# Constant pressure specific heats and constant pressure process

I am currently studying a chapter on entropy of ideal gases from a textbook by Yunus Cengel - Fundamentals of Thermodynamics. There are two equations T ds that can be used to determine the entropy of an ideal gas using approximate or exact analysis. In one example, the parameters given are as follows:

P1 = 100 kPa, T1 = 17 C P2 = 600 kPa, T2 = 57 C

But here's my problem - How do I solve the problem? Do I use first T ds equations which states: $$T ds = dU + P dv$$ (which I cannot since dU = cv dT and this is not an isochoric process since there is compression involved)

Or do I use constant pressure specific heats which comes under the second Tds relation which states: $$T ds = dH - v dP$$ (where dH = Cp dT, but this process is not an isobaric process). Note that the textbook uses the second equation which requires which requires constant pressure specific heat.

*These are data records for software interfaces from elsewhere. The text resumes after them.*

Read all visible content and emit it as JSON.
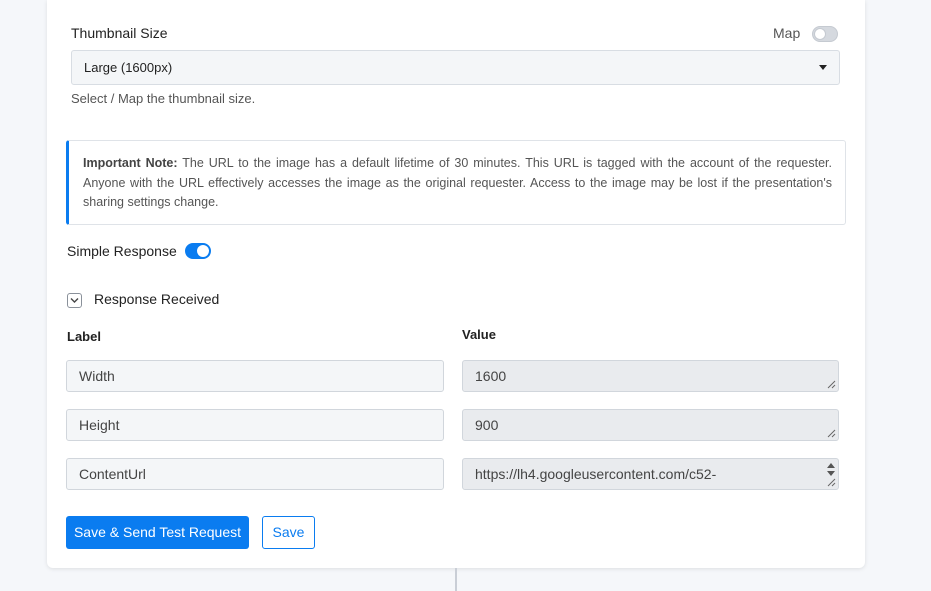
{
  "thumbnail": {
    "label": "Thumbnail Size",
    "map_label": "Map",
    "map_enabled": false,
    "selected": "Large (1600px)",
    "helper": "Select / Map the thumbnail size."
  },
  "note": {
    "title": "Important Note:",
    "body": " The URL to the image has a default lifetime of 30 minutes. This URL is tagged with the account of the requester. Anyone with the URL effectively accesses the image as the original requester. Access to the image may be lost if the presentation's sharing settings change."
  },
  "simple_response": {
    "label": "Simple Response",
    "enabled": true
  },
  "response": {
    "label": "Response Received",
    "col_label": "Label",
    "col_value": "Value",
    "rows": [
      {
        "label": "Width",
        "value": "1600"
      },
      {
        "label": "Height",
        "value": "900"
      },
      {
        "label": "ContentUrl",
        "value": "https://lh4.googleusercontent.com/c52-"
      }
    ]
  },
  "actions": {
    "save_send_label": "Save & Send Test Request",
    "save_label": "Save"
  },
  "colors": {
    "accent": "#0a7cf0"
  }
}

Given all this, my question is, why do we use constant pressure specific heats when we know for a fact that this is not an isobaric process. Secondly, even if did use constant pressure specific heats (second T ds equation), is an isobaric process evaluated between infinitesimal intervals, such that although the initial and final pressure values are different, the pressure at any given point during a quasi-equilibrium process is the same, in that these states can be retraced in an internal reversible process? Otherwise, I don't know why we can use constant-pressure specific heats.

Thank you.

The general equation is $$dH=C_P\,dT+V(1-\alpha T)\,dP$$, where $$\alpha$$ is the thermal expansion coefficient. (For derivation and discussion, see The cruelest equation in introductory thermodynamics.)

But for an ideal gas, $$\alpha=1/T$$, so it doesn’t matter that $$dP\neq 0$$ because its coefficient is zero. $$H =C_PT +H_0$$ is just a relation than holds for the ideal gas, whether a process is occurring or not. It’s just bad luck for the new thermodynamics practitioner that the only material constant that doesn’t cancel out of a simple equation for a simple state of matter unfortunately happens to have “constant-pressure” in its name.

• my browser (Brave, a chrome clone) does not like your website, it always gives a warning "The connection to john.maloney.org is not secure" Commented Oct 14, 2023 at 19:58
• anyhow, as a thermo amateur, based on your cruel example and several others, too, I am getting to the point that the ideal gas law should be the very last thing an introductory thermodynamics course should be teaching... Commented Oct 14, 2023 at 20:03

But here's my problem - How do I solve the problem?

I'm assuming you want to determine the change in entropy in going from state 1 to state 2.

Since the change in entropy of a system depends only on its initial and final equilibrium states, you can choose any convenient reversible path between the initial state 1 and final state 2 and apply the definition of entropy change for a reversible transfer of heat:

$$\Delta s=\int_1^2\frac{\delta q_{rev}}{T}$$

For your example you can choose a combination of a reversible constant volume (isochoric} heat addition process to the final pressure, where you can calculate the change in temperature and use the specific heat at constant volume, followed by a reversible constant pressure (isobaric) expansion process to the final equilibrium temperature, where you can use the specific heat at constant pressure. Apply the above equation to each process and add the entropy changes for the total entropy change.

Hope this helps.

• Thank you, Bob D. I understood the first two paragraphs of disregarding the actual process, but instead we identify a reversible process path between the two states to determine entropy. But, can you explain more about the final paragraph where you mention about dissecting the actual process into reversible isochoric and isobaric processes, instead of just using reversible isobaric process between the states 1 and 2? Commented Oct 16, 2023 at 7:37
• @PrajwalKori how can it be isobaric if p2 = 6p1? Commented Oct 16, 2023 at 9:46